• [WHAT IS NEEDED]:
Print out the full listing, exactly.

• [PROVIDED MATERIAL]:

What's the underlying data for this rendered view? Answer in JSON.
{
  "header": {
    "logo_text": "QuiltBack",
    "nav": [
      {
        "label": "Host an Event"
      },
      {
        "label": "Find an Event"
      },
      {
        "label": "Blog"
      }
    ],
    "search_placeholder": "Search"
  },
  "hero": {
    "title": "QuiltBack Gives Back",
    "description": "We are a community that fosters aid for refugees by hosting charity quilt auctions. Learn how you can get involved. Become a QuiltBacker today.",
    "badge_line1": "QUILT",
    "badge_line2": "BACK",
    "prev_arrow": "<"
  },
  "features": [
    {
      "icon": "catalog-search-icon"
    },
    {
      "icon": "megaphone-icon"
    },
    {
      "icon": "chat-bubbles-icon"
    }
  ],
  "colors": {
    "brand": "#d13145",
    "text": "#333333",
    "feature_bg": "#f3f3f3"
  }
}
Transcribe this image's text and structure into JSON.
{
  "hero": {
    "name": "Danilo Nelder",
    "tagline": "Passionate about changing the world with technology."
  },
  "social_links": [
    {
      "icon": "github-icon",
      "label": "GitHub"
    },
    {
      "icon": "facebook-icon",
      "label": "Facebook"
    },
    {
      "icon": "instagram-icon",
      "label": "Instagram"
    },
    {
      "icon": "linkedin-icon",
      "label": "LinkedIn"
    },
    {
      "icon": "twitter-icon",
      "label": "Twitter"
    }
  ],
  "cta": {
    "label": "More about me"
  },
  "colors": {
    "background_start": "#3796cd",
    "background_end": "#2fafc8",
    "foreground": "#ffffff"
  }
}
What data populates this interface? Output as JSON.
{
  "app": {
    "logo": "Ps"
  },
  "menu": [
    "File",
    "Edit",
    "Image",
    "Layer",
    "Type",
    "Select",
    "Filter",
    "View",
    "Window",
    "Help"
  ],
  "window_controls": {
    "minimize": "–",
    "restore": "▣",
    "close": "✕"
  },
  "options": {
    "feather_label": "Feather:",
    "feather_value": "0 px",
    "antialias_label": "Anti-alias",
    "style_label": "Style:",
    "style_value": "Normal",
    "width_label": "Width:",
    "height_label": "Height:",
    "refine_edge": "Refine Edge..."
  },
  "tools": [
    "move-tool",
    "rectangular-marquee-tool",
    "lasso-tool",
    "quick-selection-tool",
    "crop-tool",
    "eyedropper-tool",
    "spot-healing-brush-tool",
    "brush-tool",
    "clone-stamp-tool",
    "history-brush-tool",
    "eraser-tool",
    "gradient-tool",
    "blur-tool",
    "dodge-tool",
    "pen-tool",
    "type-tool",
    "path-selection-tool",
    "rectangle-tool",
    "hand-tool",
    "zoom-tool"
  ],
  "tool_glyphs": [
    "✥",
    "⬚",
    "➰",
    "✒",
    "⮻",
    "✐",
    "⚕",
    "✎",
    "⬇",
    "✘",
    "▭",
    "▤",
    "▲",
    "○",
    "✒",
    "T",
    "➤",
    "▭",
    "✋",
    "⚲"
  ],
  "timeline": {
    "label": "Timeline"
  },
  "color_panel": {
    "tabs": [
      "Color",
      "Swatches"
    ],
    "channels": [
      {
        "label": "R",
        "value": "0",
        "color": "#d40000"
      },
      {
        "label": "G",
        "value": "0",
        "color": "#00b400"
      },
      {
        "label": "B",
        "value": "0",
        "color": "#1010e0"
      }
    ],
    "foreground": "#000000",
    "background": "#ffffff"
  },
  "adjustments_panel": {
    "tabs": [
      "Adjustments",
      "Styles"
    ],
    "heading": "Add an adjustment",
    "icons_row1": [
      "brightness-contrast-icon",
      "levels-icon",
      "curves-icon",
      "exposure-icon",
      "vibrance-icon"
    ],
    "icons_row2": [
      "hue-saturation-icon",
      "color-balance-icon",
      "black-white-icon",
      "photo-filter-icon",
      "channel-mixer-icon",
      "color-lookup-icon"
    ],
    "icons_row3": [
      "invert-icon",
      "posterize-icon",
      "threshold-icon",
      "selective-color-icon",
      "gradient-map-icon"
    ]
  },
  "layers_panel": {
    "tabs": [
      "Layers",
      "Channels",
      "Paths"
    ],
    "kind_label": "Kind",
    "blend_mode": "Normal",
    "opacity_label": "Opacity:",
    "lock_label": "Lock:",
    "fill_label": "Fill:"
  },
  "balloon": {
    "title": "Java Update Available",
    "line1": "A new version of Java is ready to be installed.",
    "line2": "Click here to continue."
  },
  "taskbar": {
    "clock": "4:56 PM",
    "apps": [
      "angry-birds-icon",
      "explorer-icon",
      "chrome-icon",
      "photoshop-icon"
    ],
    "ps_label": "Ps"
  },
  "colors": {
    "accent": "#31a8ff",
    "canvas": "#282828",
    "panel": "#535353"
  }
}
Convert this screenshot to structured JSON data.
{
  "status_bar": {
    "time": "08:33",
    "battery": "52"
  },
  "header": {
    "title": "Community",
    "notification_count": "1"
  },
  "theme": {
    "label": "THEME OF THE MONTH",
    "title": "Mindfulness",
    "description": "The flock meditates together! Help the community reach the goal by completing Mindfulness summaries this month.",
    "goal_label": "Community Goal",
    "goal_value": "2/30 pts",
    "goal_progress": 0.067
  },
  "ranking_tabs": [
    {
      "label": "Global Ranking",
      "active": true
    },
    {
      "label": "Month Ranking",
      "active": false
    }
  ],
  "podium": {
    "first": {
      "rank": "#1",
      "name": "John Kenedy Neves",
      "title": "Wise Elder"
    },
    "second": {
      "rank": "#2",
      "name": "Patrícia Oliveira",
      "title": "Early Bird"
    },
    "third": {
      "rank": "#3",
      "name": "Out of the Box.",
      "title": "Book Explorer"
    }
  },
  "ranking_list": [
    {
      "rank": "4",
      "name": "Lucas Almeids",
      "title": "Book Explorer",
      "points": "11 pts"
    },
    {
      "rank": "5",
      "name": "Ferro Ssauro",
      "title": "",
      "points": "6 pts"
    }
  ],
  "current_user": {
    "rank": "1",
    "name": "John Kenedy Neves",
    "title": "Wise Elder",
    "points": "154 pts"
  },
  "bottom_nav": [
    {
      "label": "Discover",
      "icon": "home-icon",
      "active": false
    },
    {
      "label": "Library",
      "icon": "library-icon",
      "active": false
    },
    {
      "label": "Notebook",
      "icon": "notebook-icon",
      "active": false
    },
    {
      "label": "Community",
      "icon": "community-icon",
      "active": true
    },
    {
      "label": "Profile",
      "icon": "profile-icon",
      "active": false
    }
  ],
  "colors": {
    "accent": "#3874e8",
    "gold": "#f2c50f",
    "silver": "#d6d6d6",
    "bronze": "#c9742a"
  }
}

• [TASK SOLUTION]:
What's the underlying data for this rendered view? Answer in JSON.
{
  "header": {
    "logo_text": "QuiltBack",
    "nav": [
      {
        "label": "Host an Event"
      },
      {
        "label": "Find an Event"
      },
      {
        "label": "Blog"
      }
    ],
    "search_placeholder": "Search"
  },
  "hero": {
    "title": "QuiltBack Gives Back",
    "description": "We are a community that fosters aid for refugees by hosting charity quilt auctions. Learn how you can get involved. Become a QuiltBacker today.",
    "badge_line1": "QUILT",
    "badge_line2": "BACK",
    "prev_arrow": "<"
  },
  "features": [
    {
      "icon": "catalog-search-icon"
    },
    {
      "icon": "megaphone-icon"
    },
    {
      "icon": "chat-bubbles-icon"
    }
  ],
  "colors": {
    "brand": "#d13145",
    "text": "#333333",
    "feature_bg": "#f3f3f3"
  }
}
Transcribe this image's text and structure into JSON.
{
  "hero": {
    "name": "Danilo Nelder",
    "tagline": "Passionate about changing the world with technology."
  },
  "social_links": [
    {
      "icon": "github-icon",
      "label": "GitHub"
    },
    {
      "icon": "facebook-icon",
      "label": "Facebook"
    },
    {
      "icon": "instagram-icon",
      "label": "Instagram"
    },
    {
      "icon": "linkedin-icon",
      "label": "LinkedIn"
    },
    {
      "icon": "twitter-icon",
      "label": "Twitter"
    }
  ],
  "cta": {
    "label": "More about me"
  },
  "colors": {
    "background_start": "#3796cd",
    "background_end": "#2fafc8",
    "foreground": "#ffffff"
  }
}
What data populates this interface? Output as JSON.
{
  "app": {
    "logo": "Ps"
  },
  "menu": [
    "File",
    "Edit",
    "Image",
    "Layer",
    "Type",
    "Select",
    "Filter",
    "View",
    "Window",
    "Help"
  ],
  "window_controls": {
    "minimize": "–",
    "restore": "▣",
    "close": "✕"
  },
  "options": {
    "feather_label": "Feather:",
    "feather_value": "0 px",
    "antialias_label": "Anti-alias",
    "style_label": "Style:",
    "style_value": "Normal",
    "width_label": "Width:",
    "height_label": "Height:",
    "refine_edge": "Refine Edge..."
  },
  "tools": [
    "move-tool",
    "rectangular-marquee-tool",
    "lasso-tool",
    "quick-selection-tool",
    "crop-tool",
    "eyedropper-tool",
    "spot-healing-brush-tool",
    "brush-tool",
    "clone-stamp-tool",
    "history-brush-tool",
    "eraser-tool",
    "gradient-tool",
    "blur-tool",
    "dodge-tool",
    "pen-tool",
    "type-tool",
    "path-selection-tool",
    "rectangle-tool",
    "hand-tool",
    "zoom-tool"
  ],
  "tool_glyphs": [
    "✥",
    "⬚",
    "➰",
    "✒",
    "⮻",
    "✐",
    "⚕",
    "✎",
    "⬇",
    "✘",
    "▭",
    "▤",
    "▲",
    "○",
    "✒",
    "T",
    "➤",
    "▭",
    "✋",
    "⚲"
  ],
  "timeline": {
    "label": "Timeline"
  },
  "color_panel": {
    "tabs": [
      "Color",
      "Swatches"
    ],
    "channels": [
      {
        "label": "R",
        "value": "0",
        "color": "#d40000"
      },
      {
        "label": "G",
        "value": "0",
        "color": "#00b400"
      },
      {
        "label": "B",
        "value": "0",
        "color": "#1010e0"
      }
    ],
    "foreground": "#000000",
    "background": "#ffffff"
  },
  "adjustments_panel": {
    "tabs": [
      "Adjustments",
      "Styles"
    ],
    "heading": "Add an adjustment",
    "icons_row1": [
      "brightness-contrast-icon",
      "levels-icon",
      "curves-icon",
      "exposure-icon",
      "vibrance-icon"
    ],
    "icons_row2": [
      "hue-saturation-icon",
      "color-balance-icon",
      "black-white-icon",
      "photo-filter-icon",
      "channel-mixer-icon",
      "color-lookup-icon"
    ],
    "icons_row3": [
      "invert-icon",
      "posterize-icon",
      "threshold-icon",
      "selective-color-icon",
      "gradient-map-icon"
    ]
  },
  "layers_panel": {
    "tabs": [
      "Layers",
      "Channels",
      "Paths"
    ],
    "kind_label": "Kind",
    "blend_mode": "Normal",
    "opacity_label": "Opacity:",
    "lock_label": "Lock:",
    "fill_label": "Fill:"
  },
  "balloon": {
    "title": "Java Update Available",
    "line1": "A new version of Java is ready to be installed.",
    "line2": "Click here to continue."
  },
  "taskbar": {
    "clock": "4:56 PM",
    "apps": [
      "angry-birds-icon",
      "explorer-icon",
      "chrome-icon",
      "photoshop-icon"
    ],
    "ps_label": "Ps"
  },
  "colors": {
    "accent": "#31a8ff",
    "canvas": "#282828",
    "panel": "#535353"
  }
}
Convert this screenshot to structured JSON data.
{
  "status_bar": {
    "time": "08:33",
    "battery": "52"
  },
  "header": {
    "title": "Community",
    "notification_count": "1"
  },
  "theme": {
    "label": "THEME OF THE MONTH",
    "title": "Mindfulness",
    "description": "The flock meditates together! Help the community reach the goal by completing Mindfulness summaries this month.",
    "goal_label": "Community Goal",
    "goal_value": "2/30 pts",
    "goal_progress": 0.067
  },
  "ranking_tabs": [
    {
      "label": "Global Ranking",
      "active": true
    },
    {
      "label": "Month Ranking",
      "active": false
    }
  ],
  "podium": {
    "first": {
      "rank": "#1",
      "name": "John Kenedy Neves",
      "title": "Wise Elder"
    },
    "second": {
      "rank": "#2",
      "name": "Patrícia Oliveira",
      "title": "Early Bird"
    },
    "third": {
      "rank": "#3",
      "name": "Out of the Box.",
      "title": "Book Explorer"
    }
  },
  "ranking_list": [
    {
      "rank": "4",
      "name": "Lucas Almeids",
      "title": "Book Explorer",
      "points": "11 pts"
    },
    {
      "rank": "5",
      "name": "Ferro Ssauro",
      "title": "",
      "points": "6 pts"
    }
  ],
  "current_user": {
    "rank": "1",
    "name": "John Kenedy Neves",
    "title": "Wise Elder",
    "points": "154 pts"
  },
  "bottom_nav": [
    {
      "label": "Discover",
      "icon": "home-icon",
      "active": false
    },
    {
      "label": "Library",
      "icon": "library-icon",
      "active": false
    },
    {
      "label": "Notebook",
      "icon": "notebook-icon",
      "active": false
    },
    {
      "label": "Community",
      "icon": "community-icon",
      "active": true
    },
    {
      "label": "Profile",
      "icon": "profile-icon",
      "active": false
    }
  ],
  "colors": {
    "accent": "#3874e8",
    "gold": "#f2c50f",
    "silver": "#d6d6d6",
    "bronze": "#c9742a"
  }
}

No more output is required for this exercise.